*THE PROBLEM*: Determine how many lines in the entries contain the word "MyDatabase", and give that number with no other text.

───── INPUT DATA ─────

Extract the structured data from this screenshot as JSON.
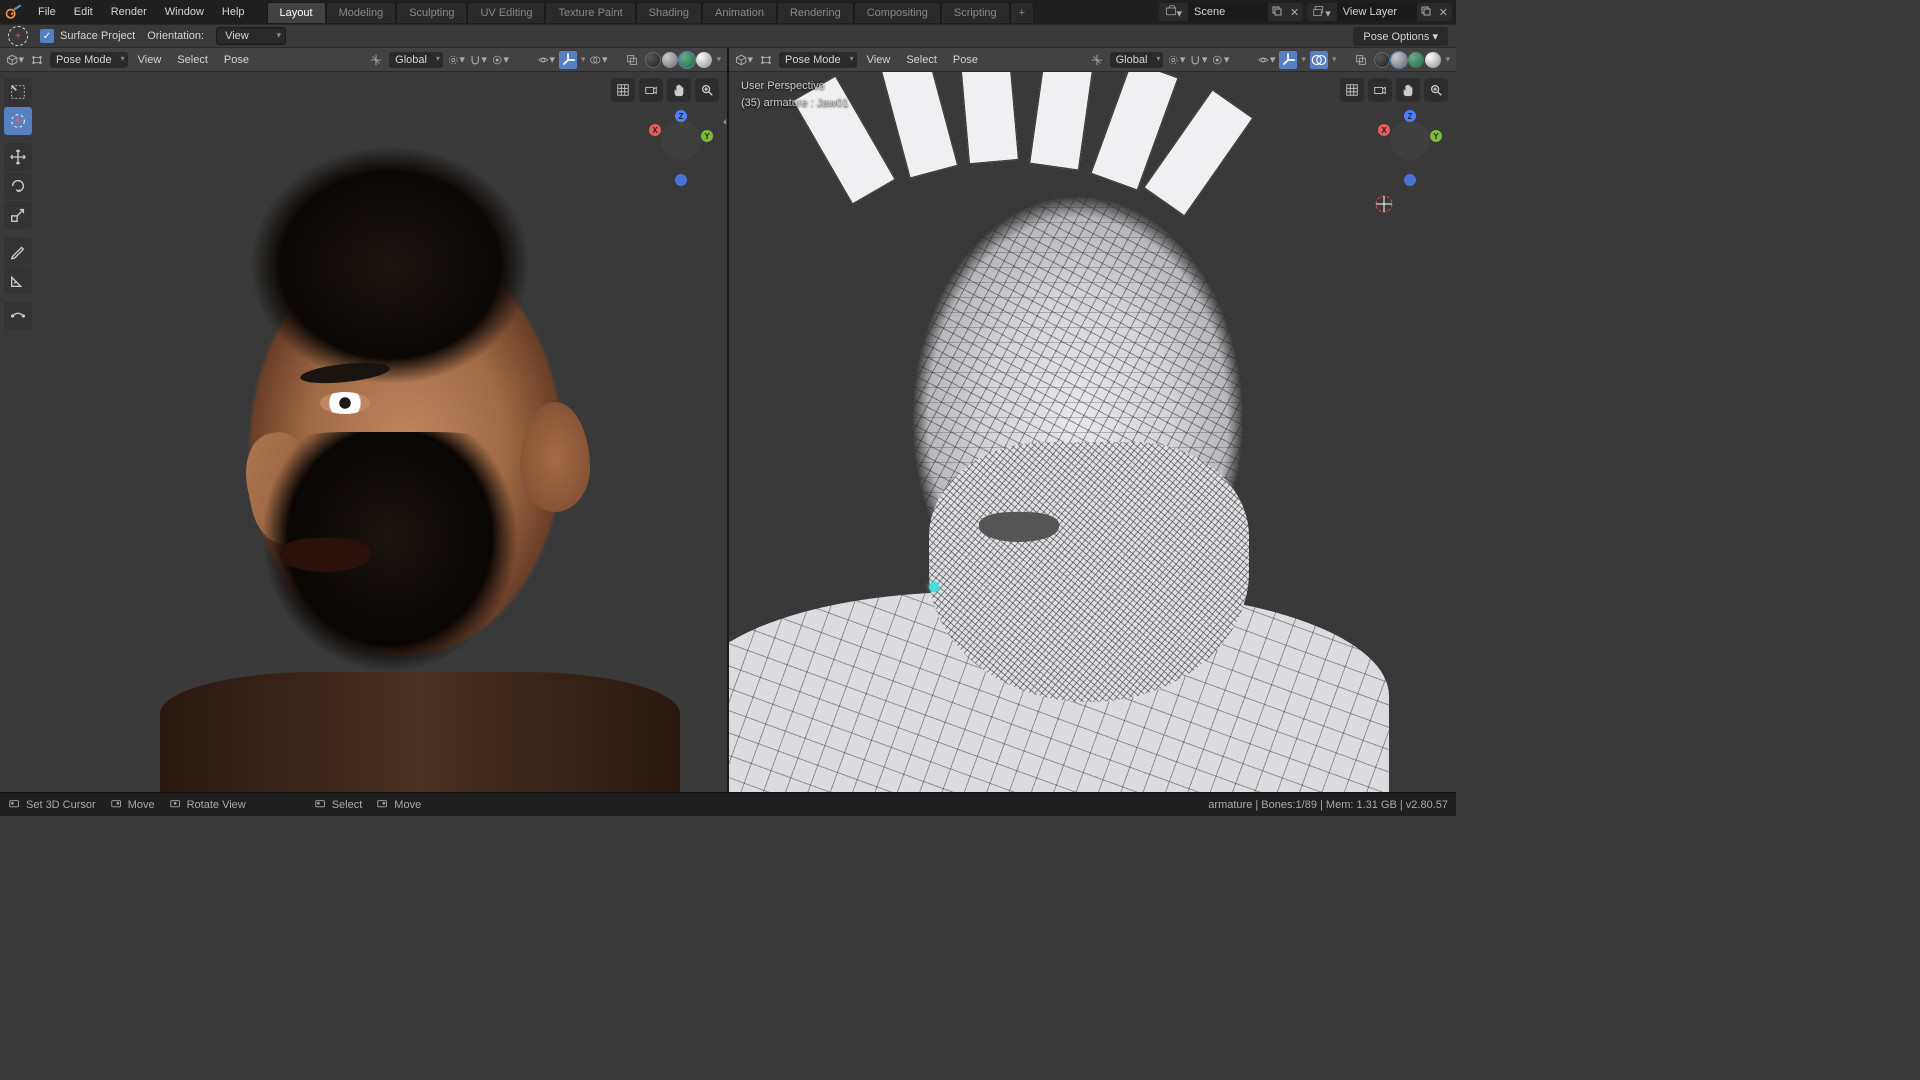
{
  "menu": {
    "file": "File",
    "edit": "Edit",
    "render": "Render",
    "window": "Window",
    "help": "Help"
  },
  "workspaces": {
    "layout": "Layout",
    "modeling": "Modeling",
    "sculpting": "Sculpting",
    "uv": "UV Editing",
    "texture": "Texture Paint",
    "shading": "Shading",
    "animation": "Animation",
    "rendering": "Rendering",
    "compositing": "Compositing",
    "scripting": "Scripting",
    "add": "+"
  },
  "header": {
    "scene_label": "Scene",
    "viewlayer_label": "View Layer"
  },
  "toolheader": {
    "surface_project": "Surface Project",
    "orientation": "Orientation:",
    "orientation_value": "View",
    "pose_options": "Pose Options"
  },
  "vp": {
    "mode": "Pose Mode",
    "view": "View",
    "select": "Select",
    "pose": "Pose",
    "global": "Global"
  },
  "overlay": {
    "perspective": "User Perspective",
    "object": "(35) armature : Jaw01"
  },
  "status": {
    "cursor": "Set 3D Cursor",
    "move1": "Move",
    "rotate": "Rotate View",
    "select": "Select",
    "move2": "Move",
    "right": "armature | Bones:1/89 | Mem: 1.31 GB | v2.80.57"
  },
  "axis": {
    "x": "X",
    "y": "Y",
    "z": "Z"
  }
}
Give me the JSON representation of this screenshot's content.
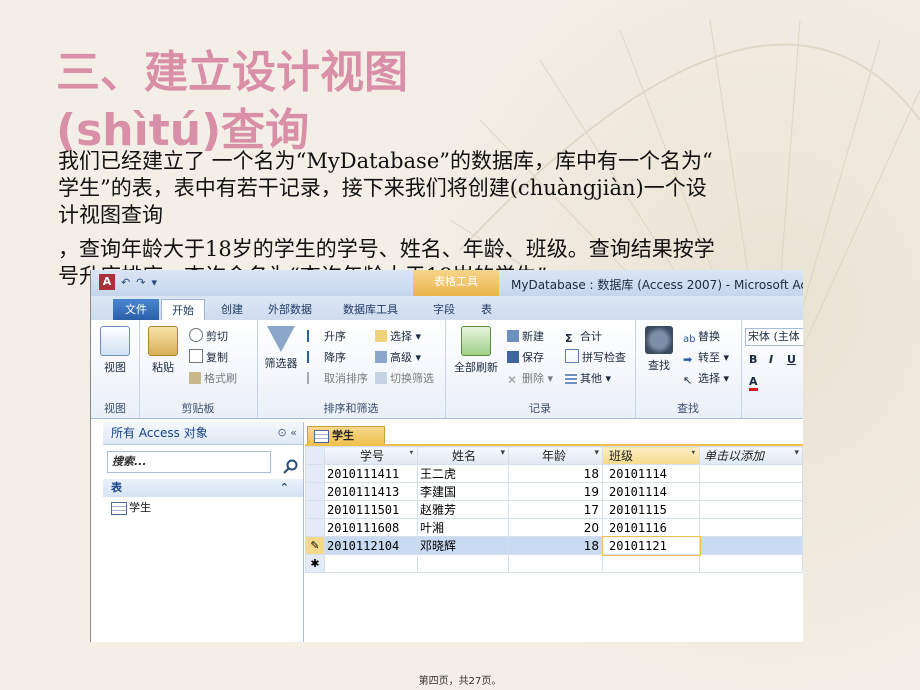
{
  "title": {
    "line1": "三、建立设计视图",
    "line2": "(shìtú)查询"
  },
  "paragraphs": {
    "p1_l1": "我们已经建立了 一个名为“MyDatabase”的数据库，库中有一个名为“",
    "p1_l2": "学生”的表，表中有若干记录，接下来我们将创建(chuàngjiàn)一个设",
    "p1_l3": "计视图查询",
    "p2_l1": "，查询年龄大于18岁的学生的学号、姓名、年龄、班级。查询结果按学",
    "p2_l2": "号升序排序，查询命名为“查询年龄大于18岁的学生”。"
  },
  "access": {
    "app_icon": "A",
    "qat": [
      "↶",
      "↷",
      "▾"
    ],
    "tool_tab_header": "表格工具",
    "window_title": "MyDatabase : 数据库 (Access 2007) - Microsoft Acc",
    "tabs": {
      "file": "文件",
      "home": "开始",
      "create": "创建",
      "external": "外部数据",
      "dbtools": "数据库工具",
      "field": "字段",
      "table": "表"
    },
    "ribbon": {
      "view": {
        "button": "视图",
        "group": "视图"
      },
      "clipboard": {
        "paste": "粘贴",
        "cut": "剪切",
        "copy": "复制",
        "format_painter": "格式刷",
        "group": "剪贴板"
      },
      "sort": {
        "filter": "筛选器",
        "asc": "升序",
        "desc": "降序",
        "remove_sort": "取消排序",
        "selection": "选择 ▾",
        "advanced": "高级 ▾",
        "toggle": "切换筛选",
        "group": "排序和筛选"
      },
      "records": {
        "refresh": "全部刷新",
        "new": "新建",
        "save": "保存",
        "delete": "删除 ▾",
        "totals": "合计",
        "spelling": "拼写检查",
        "more": "其他 ▾",
        "group": "记录"
      },
      "find": {
        "find": "查找",
        "replace": "替换",
        "goto": "转至 ▾",
        "select": "选择 ▾",
        "group": "查找"
      },
      "text": {
        "font": "宋体 (主体",
        "bold": "B",
        "italic": "I",
        "underline": "U"
      }
    },
    "nav": {
      "header": "所有 Access 对象",
      "header_btns": "⊙ «",
      "search_placeholder": "搜索...",
      "group": "表",
      "group_toggle": "⌃",
      "items": [
        "学生"
      ]
    },
    "doc_tab": "学生",
    "columns": {
      "id": "学号",
      "name": "姓名",
      "age": "年龄",
      "class": "班级",
      "add": "单击以添加"
    },
    "rows": [
      {
        "id": "2010111411",
        "name": "王二虎",
        "age": "18",
        "class": "20101114"
      },
      {
        "id": "2010111413",
        "name": "李建国",
        "age": "19",
        "class": "20101114"
      },
      {
        "id": "2010111501",
        "name": "赵雅芳",
        "age": "17",
        "class": "20101115"
      },
      {
        "id": "2010111608",
        "name": "叶湘",
        "age": "20",
        "class": "20101116"
      },
      {
        "id": "2010112104",
        "name": "邓晓辉",
        "age": "18",
        "class": "20101121"
      }
    ],
    "edit_marker": "✎",
    "new_marker": "✱"
  },
  "footer": "第四页，共27页。"
}
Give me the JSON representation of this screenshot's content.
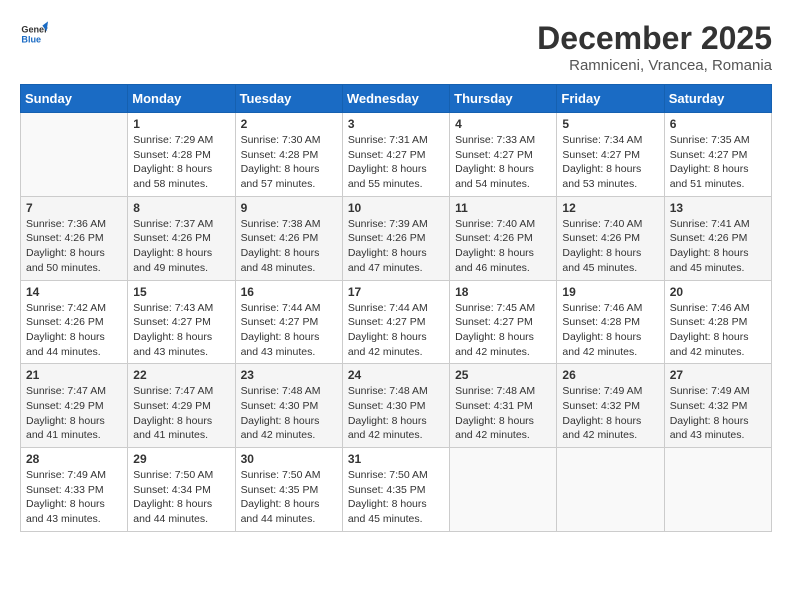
{
  "header": {
    "logo_general": "General",
    "logo_blue": "Blue",
    "month": "December 2025",
    "location": "Ramniceni, Vrancea, Romania"
  },
  "days_of_week": [
    "Sunday",
    "Monday",
    "Tuesday",
    "Wednesday",
    "Thursday",
    "Friday",
    "Saturday"
  ],
  "weeks": [
    [
      {
        "day": "",
        "sunrise": "",
        "sunset": "",
        "daylight": ""
      },
      {
        "day": "1",
        "sunrise": "Sunrise: 7:29 AM",
        "sunset": "Sunset: 4:28 PM",
        "daylight": "Daylight: 8 hours and 58 minutes."
      },
      {
        "day": "2",
        "sunrise": "Sunrise: 7:30 AM",
        "sunset": "Sunset: 4:28 PM",
        "daylight": "Daylight: 8 hours and 57 minutes."
      },
      {
        "day": "3",
        "sunrise": "Sunrise: 7:31 AM",
        "sunset": "Sunset: 4:27 PM",
        "daylight": "Daylight: 8 hours and 55 minutes."
      },
      {
        "day": "4",
        "sunrise": "Sunrise: 7:33 AM",
        "sunset": "Sunset: 4:27 PM",
        "daylight": "Daylight: 8 hours and 54 minutes."
      },
      {
        "day": "5",
        "sunrise": "Sunrise: 7:34 AM",
        "sunset": "Sunset: 4:27 PM",
        "daylight": "Daylight: 8 hours and 53 minutes."
      },
      {
        "day": "6",
        "sunrise": "Sunrise: 7:35 AM",
        "sunset": "Sunset: 4:27 PM",
        "daylight": "Daylight: 8 hours and 51 minutes."
      }
    ],
    [
      {
        "day": "7",
        "sunrise": "Sunrise: 7:36 AM",
        "sunset": "Sunset: 4:26 PM",
        "daylight": "Daylight: 8 hours and 50 minutes."
      },
      {
        "day": "8",
        "sunrise": "Sunrise: 7:37 AM",
        "sunset": "Sunset: 4:26 PM",
        "daylight": "Daylight: 8 hours and 49 minutes."
      },
      {
        "day": "9",
        "sunrise": "Sunrise: 7:38 AM",
        "sunset": "Sunset: 4:26 PM",
        "daylight": "Daylight: 8 hours and 48 minutes."
      },
      {
        "day": "10",
        "sunrise": "Sunrise: 7:39 AM",
        "sunset": "Sunset: 4:26 PM",
        "daylight": "Daylight: 8 hours and 47 minutes."
      },
      {
        "day": "11",
        "sunrise": "Sunrise: 7:40 AM",
        "sunset": "Sunset: 4:26 PM",
        "daylight": "Daylight: 8 hours and 46 minutes."
      },
      {
        "day": "12",
        "sunrise": "Sunrise: 7:40 AM",
        "sunset": "Sunset: 4:26 PM",
        "daylight": "Daylight: 8 hours and 45 minutes."
      },
      {
        "day": "13",
        "sunrise": "Sunrise: 7:41 AM",
        "sunset": "Sunset: 4:26 PM",
        "daylight": "Daylight: 8 hours and 45 minutes."
      }
    ],
    [
      {
        "day": "14",
        "sunrise": "Sunrise: 7:42 AM",
        "sunset": "Sunset: 4:26 PM",
        "daylight": "Daylight: 8 hours and 44 minutes."
      },
      {
        "day": "15",
        "sunrise": "Sunrise: 7:43 AM",
        "sunset": "Sunset: 4:27 PM",
        "daylight": "Daylight: 8 hours and 43 minutes."
      },
      {
        "day": "16",
        "sunrise": "Sunrise: 7:44 AM",
        "sunset": "Sunset: 4:27 PM",
        "daylight": "Daylight: 8 hours and 43 minutes."
      },
      {
        "day": "17",
        "sunrise": "Sunrise: 7:44 AM",
        "sunset": "Sunset: 4:27 PM",
        "daylight": "Daylight: 8 hours and 42 minutes."
      },
      {
        "day": "18",
        "sunrise": "Sunrise: 7:45 AM",
        "sunset": "Sunset: 4:27 PM",
        "daylight": "Daylight: 8 hours and 42 minutes."
      },
      {
        "day": "19",
        "sunrise": "Sunrise: 7:46 AM",
        "sunset": "Sunset: 4:28 PM",
        "daylight": "Daylight: 8 hours and 42 minutes."
      },
      {
        "day": "20",
        "sunrise": "Sunrise: 7:46 AM",
        "sunset": "Sunset: 4:28 PM",
        "daylight": "Daylight: 8 hours and 42 minutes."
      }
    ],
    [
      {
        "day": "21",
        "sunrise": "Sunrise: 7:47 AM",
        "sunset": "Sunset: 4:29 PM",
        "daylight": "Daylight: 8 hours and 41 minutes."
      },
      {
        "day": "22",
        "sunrise": "Sunrise: 7:47 AM",
        "sunset": "Sunset: 4:29 PM",
        "daylight": "Daylight: 8 hours and 41 minutes."
      },
      {
        "day": "23",
        "sunrise": "Sunrise: 7:48 AM",
        "sunset": "Sunset: 4:30 PM",
        "daylight": "Daylight: 8 hours and 42 minutes."
      },
      {
        "day": "24",
        "sunrise": "Sunrise: 7:48 AM",
        "sunset": "Sunset: 4:30 PM",
        "daylight": "Daylight: 8 hours and 42 minutes."
      },
      {
        "day": "25",
        "sunrise": "Sunrise: 7:48 AM",
        "sunset": "Sunset: 4:31 PM",
        "daylight": "Daylight: 8 hours and 42 minutes."
      },
      {
        "day": "26",
        "sunrise": "Sunrise: 7:49 AM",
        "sunset": "Sunset: 4:32 PM",
        "daylight": "Daylight: 8 hours and 42 minutes."
      },
      {
        "day": "27",
        "sunrise": "Sunrise: 7:49 AM",
        "sunset": "Sunset: 4:32 PM",
        "daylight": "Daylight: 8 hours and 43 minutes."
      }
    ],
    [
      {
        "day": "28",
        "sunrise": "Sunrise: 7:49 AM",
        "sunset": "Sunset: 4:33 PM",
        "daylight": "Daylight: 8 hours and 43 minutes."
      },
      {
        "day": "29",
        "sunrise": "Sunrise: 7:50 AM",
        "sunset": "Sunset: 4:34 PM",
        "daylight": "Daylight: 8 hours and 44 minutes."
      },
      {
        "day": "30",
        "sunrise": "Sunrise: 7:50 AM",
        "sunset": "Sunset: 4:35 PM",
        "daylight": "Daylight: 8 hours and 44 minutes."
      },
      {
        "day": "31",
        "sunrise": "Sunrise: 7:50 AM",
        "sunset": "Sunset: 4:35 PM",
        "daylight": "Daylight: 8 hours and 45 minutes."
      },
      {
        "day": "",
        "sunrise": "",
        "sunset": "",
        "daylight": ""
      },
      {
        "day": "",
        "sunrise": "",
        "sunset": "",
        "daylight": ""
      },
      {
        "day": "",
        "sunrise": "",
        "sunset": "",
        "daylight": ""
      }
    ]
  ]
}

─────

*WRITTEN RESPONSE*: 2